…but more often than not “user” has a more passive role as a ‘consumer’ of something vs. operator (active doer) with a device…like typically a sentence…I see myself as a “transit user” (passenger as rider/ consumer) versus “transit operator” (driver / captain / engineer)…and plus users of something may not have any training or certification/ license like a motor vehicle driver (DMV) or operator (CDL) does…

Even big business struggles with the word ‘user’…and its passive nature:
“Yesterday, Square’s CEO Jack Dorsey published a blog post asking his staff and the entire tech industry to stop calling people “users.” He defined the word “user,” which means “a person who uses something,” and called it “a rather passive and abstract word.” – Forbes

Damien
Damien
5 days ago
Reply to  Todd/Boulanger

I like Jonathon’s goal of “equalizing” transportation in language, but I could get behind this tweak as well: “car operator”, “truck operator”, “bicycle operator”. Sounds wonky as hell, but also accurate, and still meets the original goal of not putting different connotations (intentional or not) to different transportation forms.
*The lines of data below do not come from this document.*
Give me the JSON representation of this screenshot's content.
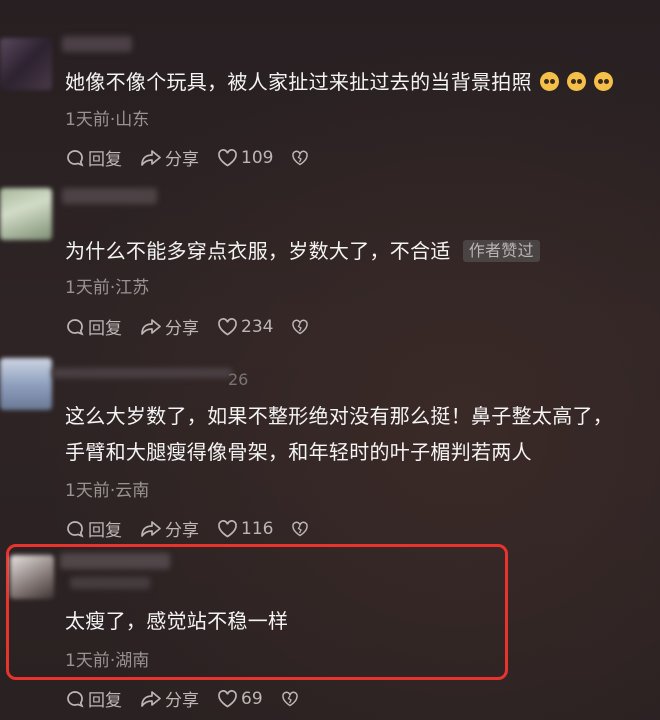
{
  "comments": [
    {
      "text": "她像不像个玩具，被人家扯过来扯过去的当背景拍照",
      "emoji_count": 3,
      "emoji_icon": "pleading-face-icon",
      "meta": "1天前·山东",
      "reply_label": "回复",
      "share_label": "分享",
      "likes": "109"
    },
    {
      "text": "为什么不能多穿点衣服，岁数大了，不合适",
      "badge": "作者赞过",
      "meta": "1天前·江苏",
      "reply_label": "回复",
      "share_label": "分享",
      "likes": "234"
    },
    {
      "username_fragment": "26",
      "text_line1": "这么大岁数了，如果不整形绝对没有那么挺！鼻子整太高了，",
      "text_line2": "手臂和大腿瘦得像骨架，和年轻时的叶子楣判若两人",
      "meta": "1天前·云南",
      "reply_label": "回复",
      "share_label": "分享",
      "likes": "116"
    },
    {
      "text": "太瘦了，感觉站不稳一样",
      "meta": "1天前·湖南",
      "reply_label": "回复",
      "share_label": "分享",
      "likes": "69"
    }
  ],
  "colors": {
    "background": "#2c2324",
    "highlight_border": "#e8342d",
    "meta_text": "#9a9393"
  }
}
And passengers can become “—- users”.

Though: “horse operator” or “horse user”? Questions, questions…

Todd/Boulanger
6 days ago

And my sympathies to the family and friends of Zehner.

bjorn
bjorn
6 days ago

More evidence that there is only one reason why people flee after hitting someone with their vehicle, they are drunk and they know the penalty is likely to be less if they sober up before being caught or turning themselves in. The penalty for hit and run needs to be higher than the penalty for injuring someone while driving drunk or we are just incentivizing leaving vulnerable road users to die in the street.

Steve
Steve
6 days ago
Reply to  bjorn

Perhaps it would help, but impaired people don’t make rational decisions.

Bryan Morris
Bryan Morris
6 days ago

This was first reported here in the forum sections 5 days ago:

Bicyclist killed, Portland lawlessness spreads to East County – General – BikePortland Forums

Why did it take so long to make it to the front page?